_What needs to be done_. Leave the pictures out and restate each entry below word for word.

Data excerpts
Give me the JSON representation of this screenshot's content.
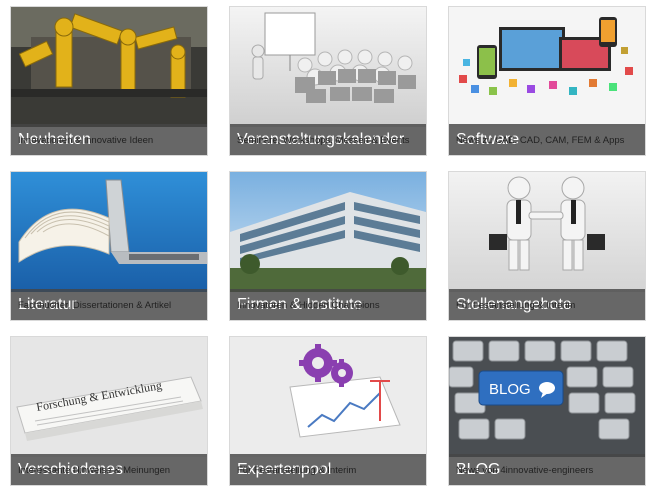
{
  "cards": [
    {
      "title": "Neuheiten",
      "caption": "Innovationen & innovative Ideen",
      "image": "industrial-robots"
    },
    {
      "title": "Veranstaltungskalender",
      "caption": "Seminare, Workshops, Messen & Events",
      "image": "presentation-audience"
    },
    {
      "title": "Software",
      "caption": "News zu CAE, CAD, CAM, FEM & Apps",
      "image": "devices-apps"
    },
    {
      "title": "Literatur",
      "caption": "Fachbücher, Dissertationen & Artikel",
      "image": "book-laptop"
    },
    {
      "title": "Firmen & Institute",
      "caption": "Innovatoren & Hidden Champions",
      "image": "office-building"
    },
    {
      "title": "Stellenangebote",
      "caption": "Für Festanstellung & Interim",
      "image": "handshake"
    },
    {
      "title": "Verschiedenes",
      "caption": "Interessante Hinweise & Meinungen",
      "image": "newspaper",
      "image_text": "Forschung & Entwicklung"
    },
    {
      "title": "Expertenpool",
      "caption": "Für Festanstellung & Interim",
      "image": "gears-chart"
    },
    {
      "title": "BLOG",
      "caption": "News von 4innovative-engineers",
      "image": "blog-keyboard",
      "image_text": "BLOG"
    }
  ],
  "colors": {
    "title_bar": "#464646",
    "blog_key": "#2f6fc0"
  }
}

_Expected answer_.
Give me the JSON representation of this screenshot's content.
{
  "cards": [
    {
      "title": "Neuheiten",
      "caption": "Innovationen & innovative Ideen",
      "image": "industrial-robots"
    },
    {
      "title": "Veranstaltungskalender",
      "caption": "Seminare, Workshops, Messen & Events",
      "image": "presentation-audience"
    },
    {
      "title": "Software",
      "caption": "News zu CAE, CAD, CAM, FEM & Apps",
      "image": "devices-apps"
    },
    {
      "title": "Literatur",
      "caption": "Fachbücher, Dissertationen & Artikel",
      "image": "book-laptop"
    },
    {
      "title": "Firmen & Institute",
      "caption": "Innovatoren & Hidden Champions",
      "image": "office-building"
    },
    {
      "title": "Stellenangebote",
      "caption": "Für Festanstellung & Interim",
      "image": "handshake"
    },
    {
      "title": "Verschiedenes",
      "caption": "Interessante Hinweise & Meinungen",
      "image": "newspaper",
      "image_text": "Forschung & Entwicklung"
    },
    {
      "title": "Expertenpool",
      "caption": "Für Festanstellung & Interim",
      "image": "gears-chart"
    },
    {
      "title": "BLOG",
      "caption": "News von 4innovative-engineers",
      "image": "blog-keyboard",
      "image_text": "BLOG"
    }
  ],
  "colors": {
    "title_bar": "#464646",
    "blog_key": "#2f6fc0"
  }
}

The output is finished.